Editor’s note: Symantec’s “decisive and bold” acquisition of Blue Coat creates a new market share leader in the enterprise security space, vaulting past IBM. Here’s a look at what’s happening in the security space from Technology Business Research Analyst Jane Wright.

HAMPTON, N.H. – Two complementary companies join forces to capture market leadership through Symantec’s announced acquisition earlier this week of Blue Coat Systems.

Although Symantec holds the second-largest share of the enterprise security market in revenue, its revenue and customer growth rates have been decelerating at an alarming rate, putting the vendor at risk of dropping to the No. 4 position by 2020, according to TBR’s Enterprise Security Market Forecast, 2015-2020.

Yet in a decisive and bold move, Symantec potentially reverses its outlook with the announcement that it intends to acquire security vendor Blue Coat Systems.

Although Symantec stumbled with its last significant acquisition (Veritas), TBR believes Symantec’s acquisition of Blue Coat will prove much more successful. The two companies’ complementary portfolios and diverse partner ecosystems will create revenue and margin growth for Symantec and a more relevant and comprehensive portfolio for customers.

After the acquisition is completed next quarter, Symantec will surpass the market share leader, IBM, while putting new competitive pressures on another market titan, Check Point.

  • Symantec with Blue Coat will surpass IBM in enterprise security market share

IBM has been the enterprise security market leader for the past three years, according to TBR’s 4Q15 Enterprise Security Benchmark, but Symantec’s acquisition of Blue Coat will disrupt this position and compel IBM to turn its attention to endpoint security.

While IBM has one of the most comprehensive security portfolios in the market, it lacks a key offering in endpoint security — the segment where Symantec has had the most success to date. Until now, IBM has focused its resources on larger security information and event management, identity and access management, and security analytics opportunities, but TBR believes IBM will consider acquiring an endpoint security vendor such as CounterTack or SentinelOne to lessen Symantec’s growth under Blue Coat leadership.

Check Point Software Technologies will also be impacted by Symantec’s move. The 23-year-old security vendor has achieved moderate, consistent high-single-digit revenue growth on a broad portfolio including network security appliances, endpoint and mobile antimalware blades, and web gateways, holding the No. 4 share position in enterprise security revenue. But Check Point has not adapted its portfolio or delivery models as quickly as some competitors, such as Blue Coat, to address growing customer demand to protect cloud-based workloads with cloud-based services.
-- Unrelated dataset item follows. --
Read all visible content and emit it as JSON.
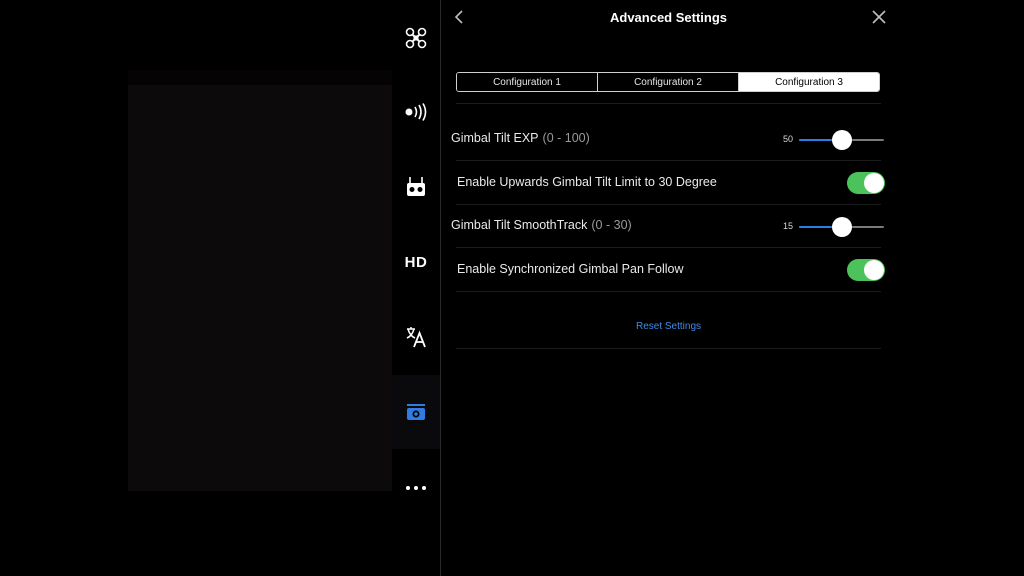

Blue Coat, with its acquisition of Elastica in 2015, will give Symantec fast access to more sought-after security solutions, including cloud access security brokerage, and security analytics and incident remediation for cloud-based applications.

  • Forecasted Performance Metrics of Key Security Vendors, 3Q16

Symantec: $480 million

Symantec with Blue Coat: $616 million

IBM Security: $588 million

Check Point: $436 million

  • Enterprise Security Revenue, Year-to-year Growth

Symantec: -3%
Symantec with Blue Coat: 28%
Check Point: 8%

  • Number of Enterprise Security Employees

Symantec: 7,850
Symantec with Blue Coat: 8,550
IBM: 7,050
Check Point: 3,450

Source: TBR estimates

Cisco, the No. 3 share holder in the enterprise security market according to TBR’s estimates, will be impacted less by Symantec’s acquisition of Blue Coat, as neither Symantec nor Blue Coat are focused on the network security segment where Cisco earns most of its security revenue.

  • Symantec ensures its relevance in customers’ security deployments

To reduce complexity and improve security efficacy, many SMB and enterprise customers are reducing the number of security vendors they use. Prior to this announcement, Symantec’s portfolio addressed only a small portion of customers’ security requirements, notably endpoint malware protection and data loss prevention. Many of Symantec’s recent declines were due to the challenges of shifting its traditional security portfolio and delivery model to address customers’ changing security requirements.

With the acquisition of Blue Coat, Symantec’s portfolio will expand to address more of customers’ most pressing security concerns, such as SaaS usage monitoring and security analytics. This will enable customers to fulfill more of their security requirements from Symantec while helping the vendor retain its large customer base and increase its average deal size.